And then, while shaving, all I could think about was the other stuff I could be doing with that precious time. Perhaps that's a bit TMI, but it's a pretty accurate depiction of many of today's working, career-driven women. We are so busy; and if you're anything like me, you like it that way.
So yes, today's working women are juggling a lot. But let's not glorify it or complain about it. We fought for the right to have this life, so let's revel in it. We're climbing ladders and breaking glass ceilings. We're sitting front and center in boardrooms (albeit, not enough) and in the words of Beyoncé we're, "Strong enough to bear the children, then get back to business." Life's good, girls.
But in all our triumph, promotion, and success, there's one major thing we often forget to make time for -- teaching. We must not forget to reach back and pull the next generation of talent up along with us as we climb.
Chances are, someone once took a chance on you. Mine came in the form of being offered a highly-coveted, paid internship at InStyle magazine just a few months out of college. With only small-town publications to my name and absolutely no national print experience, hard work landed me an interview and then a little luck landed me the internship itself.
On paper I was probably the greenest candidate to walk through the door but, in-person, the chief of reporters saw something -- some drive, some ambition, some gusto -- and she gave me the gig. I've never taken that moment for granted. Over the next year she invested time, resources and energy into honing my skills and the only way to repay her for the leg up is to pay it forward.
Taking time to teach other young women may feel like an added item on your to-do list but, the reality is, it's beneficial for both parties and here's why.
Long gone are the days when employees stay at one job for their entire career. Today, the more talent you've got, the more options you have.
Taking time to teach your employees is a fantastic way to ensure they feel their presence and work are meaningful enough to stay put -- thus saving you time and recruiting costs.
It's an innate human quality to want to grow and learn.
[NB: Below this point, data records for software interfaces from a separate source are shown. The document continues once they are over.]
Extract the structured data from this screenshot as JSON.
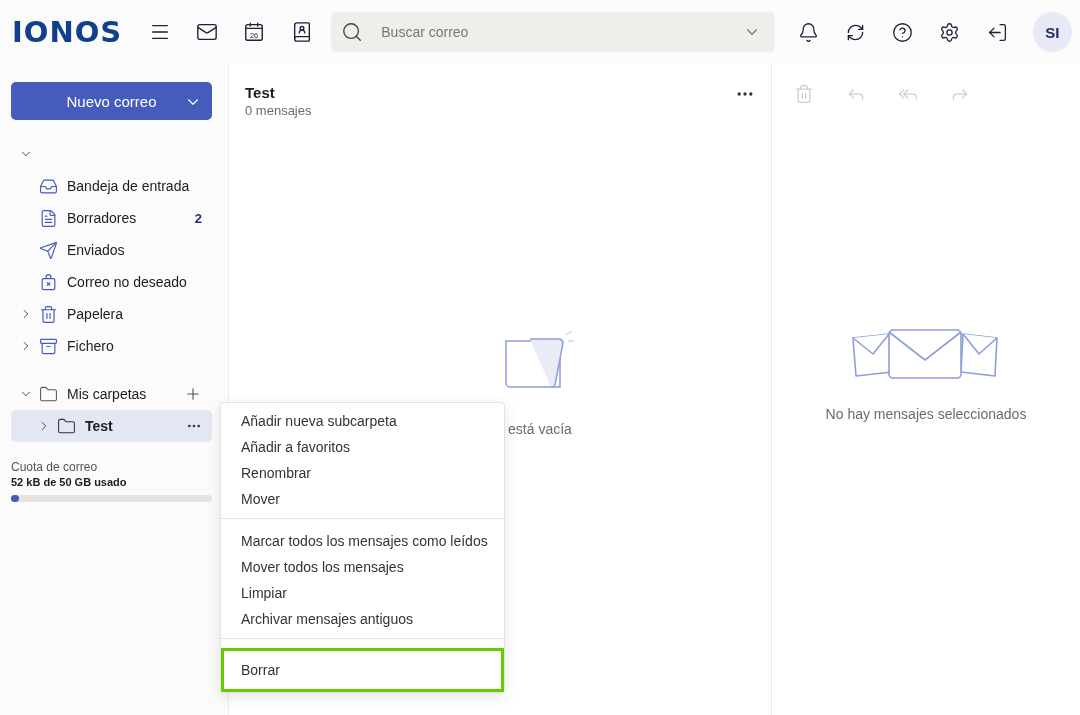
{
  "header": {
    "logo": "IONOS",
    "calendar_day": "26",
    "search": {
      "placeholder": "Buscar correo"
    },
    "avatar": "SI"
  },
  "sidebar": {
    "new_mail_button": "Nuevo correo",
    "account": {
      "expanded": true
    },
    "folders": [
      {
        "kind": "inbox",
        "label": "Bandeja de entrada"
      },
      {
        "kind": "drafts",
        "label": "Borradores",
        "count": "2"
      },
      {
        "kind": "sent",
        "label": "Enviados"
      },
      {
        "kind": "spam",
        "label": "Correo no deseado"
      },
      {
        "kind": "trash",
        "label": "Papelera",
        "expanded": false
      },
      {
        "kind": "archive",
        "label": "Fichero",
        "expanded": false
      }
    ],
    "my_folders": {
      "label": "Mis carpetas",
      "expanded": true,
      "items": [
        {
          "label": "Test",
          "selected": true,
          "expanded": false
        }
      ]
    },
    "quota": {
      "title": "Cuota de correo",
      "usage": "52 kB de 50 GB usado",
      "level": 0.04
    }
  },
  "message_list": {
    "title": "Test",
    "subtitle": "0 mensajes",
    "empty_text": "está vacía"
  },
  "reading_pane": {
    "empty_text": "No hay mensajes seleccionados"
  },
  "context_menu": {
    "sections": [
      [
        {
          "label": "Añadir nueva subcarpeta",
          "highlighted": false
        },
        {
          "label": "Añadir a favoritos",
          "highlighted": false
        },
        {
          "label": "Renombrar",
          "highlighted": false
        },
        {
          "label": "Mover",
          "highlighted": false
        }
      ],
      [
        {
          "label": "Marcar todos los mensajes como leídos",
          "highlighted": false
        },
        {
          "label": "Mover todos los mensajes",
          "highlighted": false
        },
        {
          "label": "Limpiar",
          "highlighted": false
        },
        {
          "label": "Archivar mensajes antiguos",
          "highlighted": false
        }
      ],
      [
        {
          "label": "Borrar",
          "highlighted": true
        }
      ]
    ]
  }
}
Passing along the knowledge you've attained over the years helps nourish this need.
Teaching is also an investment in someone's career development -- that's pretty hard to walk away from. Teach to hang on to your top talent!
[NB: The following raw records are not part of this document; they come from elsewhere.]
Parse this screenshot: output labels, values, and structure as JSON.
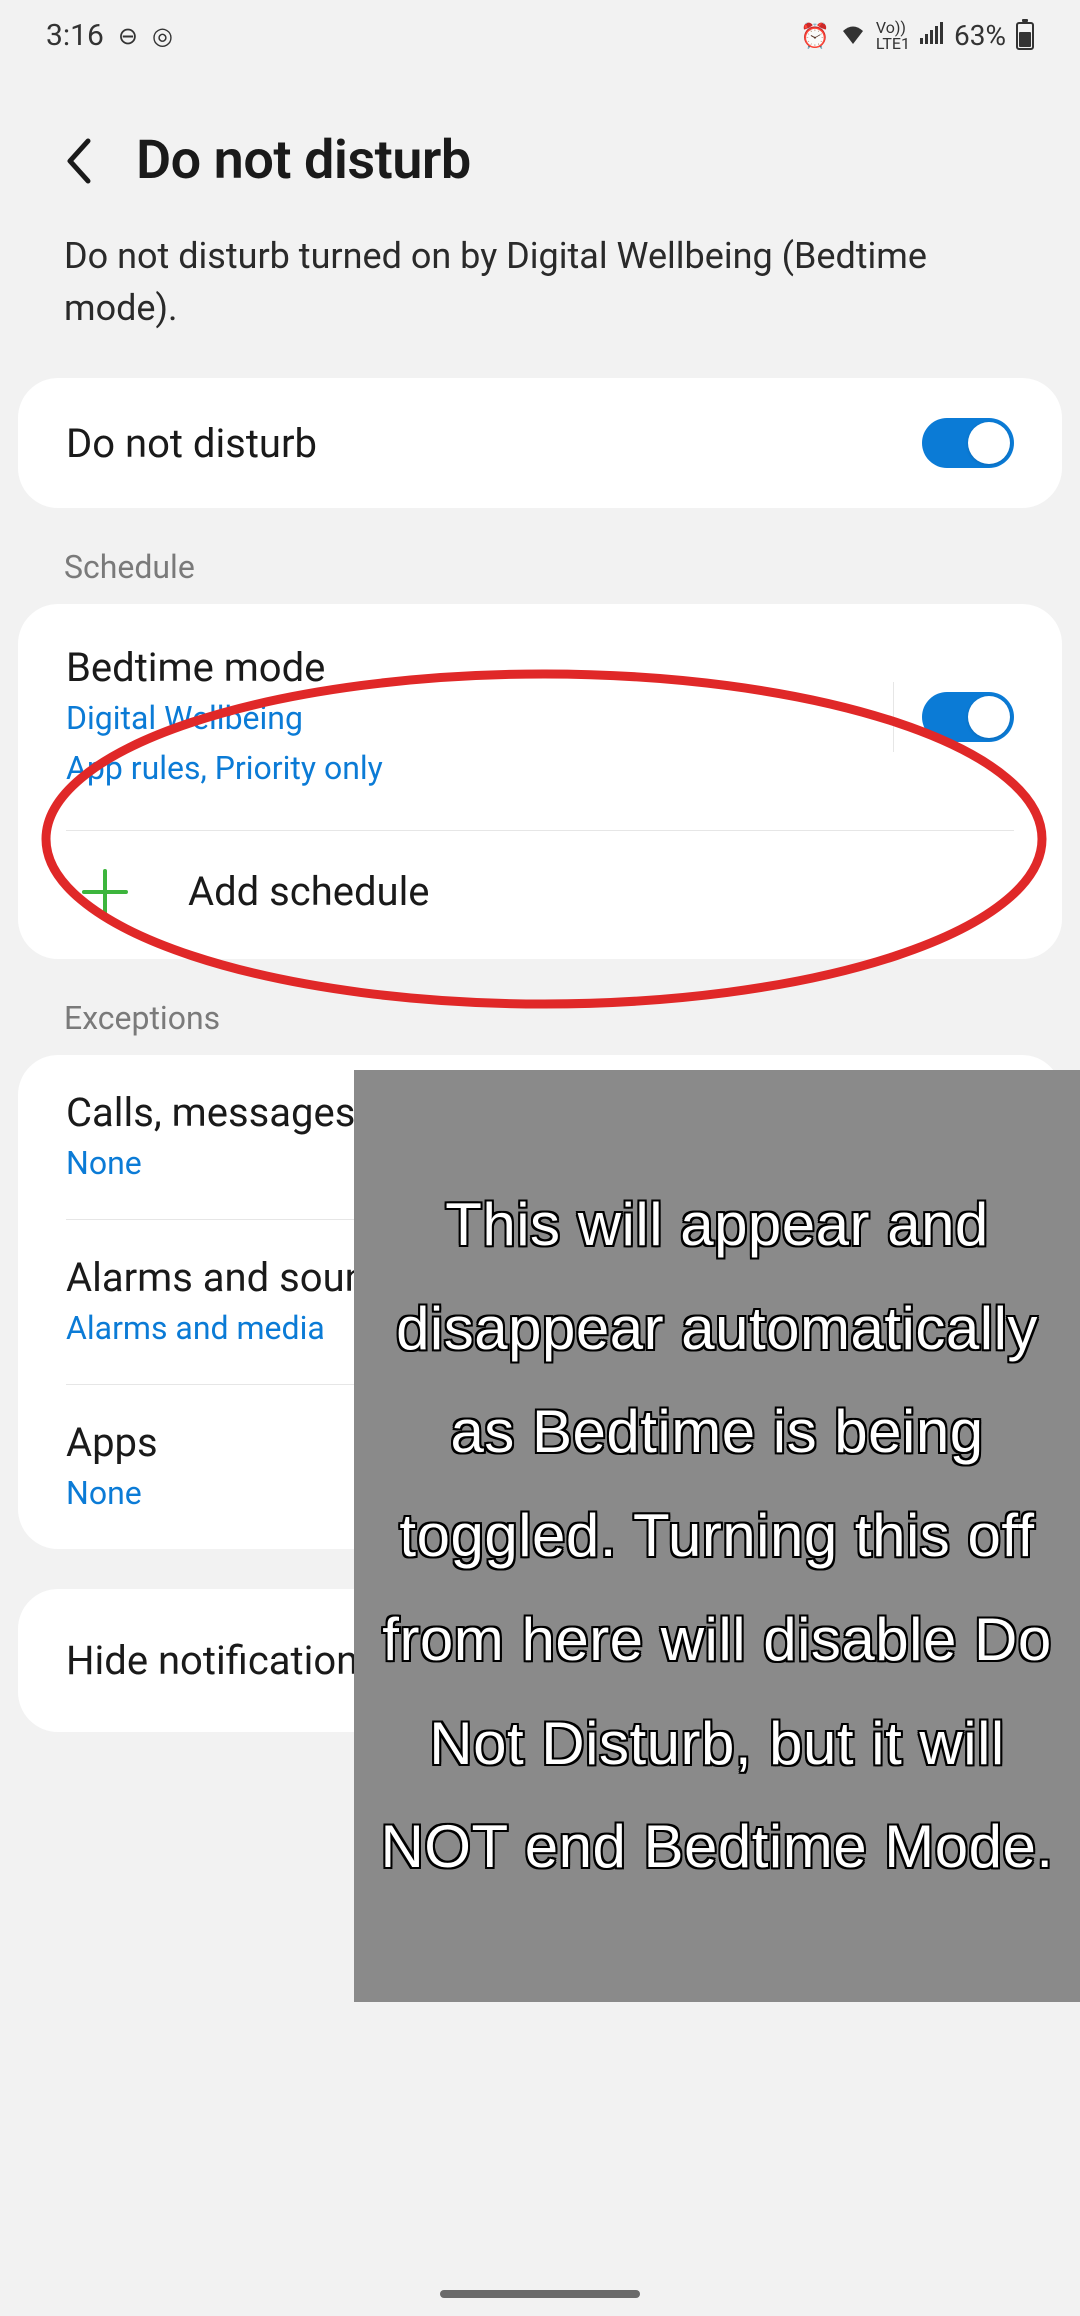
{
  "status_bar": {
    "time": "3:16",
    "battery_pct": "63%",
    "network_label": "LTE1",
    "volte_label": "Vo))"
  },
  "header": {
    "title": "Do not disturb",
    "subtitle": "Do not disturb turned on by Digital Wellbeing (Bedtime mode)."
  },
  "dnd_card": {
    "label": "Do not disturb"
  },
  "schedule": {
    "section": "Schedule",
    "bedtime": {
      "title": "Bedtime mode",
      "sub1": "Digital Wellbeing",
      "sub2": "App rules, Priority only"
    },
    "add_label": "Add schedule"
  },
  "exceptions": {
    "section": "Exceptions",
    "calls": {
      "title": "Calls, messages, and conversations",
      "sub": "None"
    },
    "alarms": {
      "title": "Alarms and sounds",
      "sub": "Alarms and media"
    },
    "apps": {
      "title": "Apps",
      "sub": "None"
    }
  },
  "hide_card": {
    "title": "Hide notifications"
  },
  "annotation": {
    "text": "This will appear and disappear automatically as Bedtime is being toggled. Turning this off from here will disable Do Not Disturb, but it will NOT end Bedtime Mode."
  }
}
When we mentor, we identify hidden talent. Teaching allows young women who come from less-fortunate circumstances the opportunity to apply hard work and drive -- things that can't be seen on a résumé. It gives those who may not come from affluent families with deep pockets a chance to go above their lesser-known college degrees.
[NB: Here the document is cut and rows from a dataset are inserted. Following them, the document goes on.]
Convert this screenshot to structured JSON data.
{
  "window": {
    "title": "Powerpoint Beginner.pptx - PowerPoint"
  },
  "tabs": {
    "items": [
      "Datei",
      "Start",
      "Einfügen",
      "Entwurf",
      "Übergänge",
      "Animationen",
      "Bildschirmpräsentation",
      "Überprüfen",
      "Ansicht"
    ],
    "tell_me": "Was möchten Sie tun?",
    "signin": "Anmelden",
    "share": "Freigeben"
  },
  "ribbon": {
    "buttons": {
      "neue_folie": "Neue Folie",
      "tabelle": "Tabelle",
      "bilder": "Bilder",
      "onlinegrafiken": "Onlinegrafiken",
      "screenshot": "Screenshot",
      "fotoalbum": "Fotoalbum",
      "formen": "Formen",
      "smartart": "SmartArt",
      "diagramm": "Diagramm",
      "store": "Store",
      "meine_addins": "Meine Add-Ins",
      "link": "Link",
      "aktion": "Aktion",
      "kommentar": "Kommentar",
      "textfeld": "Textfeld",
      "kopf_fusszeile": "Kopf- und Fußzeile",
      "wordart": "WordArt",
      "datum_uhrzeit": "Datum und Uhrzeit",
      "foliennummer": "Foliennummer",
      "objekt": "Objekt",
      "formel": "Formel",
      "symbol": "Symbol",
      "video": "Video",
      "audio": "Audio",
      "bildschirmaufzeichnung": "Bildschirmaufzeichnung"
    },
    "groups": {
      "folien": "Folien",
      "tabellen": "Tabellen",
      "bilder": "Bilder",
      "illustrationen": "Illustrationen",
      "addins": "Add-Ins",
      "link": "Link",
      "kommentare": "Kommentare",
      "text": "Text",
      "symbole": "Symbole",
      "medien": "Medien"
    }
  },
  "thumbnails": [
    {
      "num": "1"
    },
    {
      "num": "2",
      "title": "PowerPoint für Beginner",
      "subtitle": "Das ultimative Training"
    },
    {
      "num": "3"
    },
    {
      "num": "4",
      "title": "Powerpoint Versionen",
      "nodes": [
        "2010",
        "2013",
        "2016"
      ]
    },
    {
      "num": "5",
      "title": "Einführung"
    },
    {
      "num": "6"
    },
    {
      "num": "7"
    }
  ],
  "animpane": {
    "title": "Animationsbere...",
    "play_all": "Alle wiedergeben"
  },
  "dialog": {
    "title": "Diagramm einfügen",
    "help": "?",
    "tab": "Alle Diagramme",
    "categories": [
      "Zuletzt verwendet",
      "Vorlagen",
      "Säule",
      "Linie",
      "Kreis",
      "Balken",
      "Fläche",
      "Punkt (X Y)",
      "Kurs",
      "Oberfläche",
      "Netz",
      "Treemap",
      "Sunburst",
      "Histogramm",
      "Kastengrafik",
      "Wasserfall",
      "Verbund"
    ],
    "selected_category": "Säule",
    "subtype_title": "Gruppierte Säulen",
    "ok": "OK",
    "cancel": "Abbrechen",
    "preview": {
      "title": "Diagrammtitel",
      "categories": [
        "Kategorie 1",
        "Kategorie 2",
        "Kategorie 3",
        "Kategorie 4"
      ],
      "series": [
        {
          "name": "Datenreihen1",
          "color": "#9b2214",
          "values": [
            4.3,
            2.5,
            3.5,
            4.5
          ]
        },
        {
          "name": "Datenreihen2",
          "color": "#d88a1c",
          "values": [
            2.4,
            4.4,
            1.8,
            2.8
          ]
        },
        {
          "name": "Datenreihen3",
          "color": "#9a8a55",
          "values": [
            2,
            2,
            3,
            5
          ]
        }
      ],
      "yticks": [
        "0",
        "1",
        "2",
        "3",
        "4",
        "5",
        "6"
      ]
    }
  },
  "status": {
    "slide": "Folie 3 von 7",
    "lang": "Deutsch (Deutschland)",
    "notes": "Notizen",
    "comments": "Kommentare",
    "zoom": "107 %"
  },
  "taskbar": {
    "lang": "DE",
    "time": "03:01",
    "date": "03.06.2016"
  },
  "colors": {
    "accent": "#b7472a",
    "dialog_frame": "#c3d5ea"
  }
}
When we take the time to teach, we give qualities like gusto and grit a chance to win out over pedigree and polish. Lastly, we create a work culture with varying perspectives and knowledge, which is crucial to creating well-rounded work.
So hire smart and then nurture the underdog who shows potential.
Take a minute to think about the day-to-day nuances of your role. These are the little attributes afforded to you by time. From how to navigate office politics, to the most productive way to streamline tasks -- you've worked hard for this know-how.
Don't you want to preserve your craft? Start these conversations with colleagues now. You'd be surprised how many young women in the workplace cannot identify a female mentor.
Teaching the next generation of talent ensures your expertise lives on and makes sure things are done to the standards you've worked so hard to set.
Call me an optimist, but good deeds have good energy. If we don't pay forward the lucky chances we get in life, we're stopping good energy in its tracks.
You can't take from others without giving something back. We must take the time to schedule coffee meetings, encourage career lessons, and invest in our young women -- no matter how cluttered our schedules are.
Oh, and one last thing: If Taylor Swift has taught us anything it's that having a solid girl squad is essential, so let's continue to build each other up, support each other's career development, and make time to teach.
Have a mentor who's changed your life? Tell us how and in what way you're keeping the good vibes going!
(By Kate Westervelt)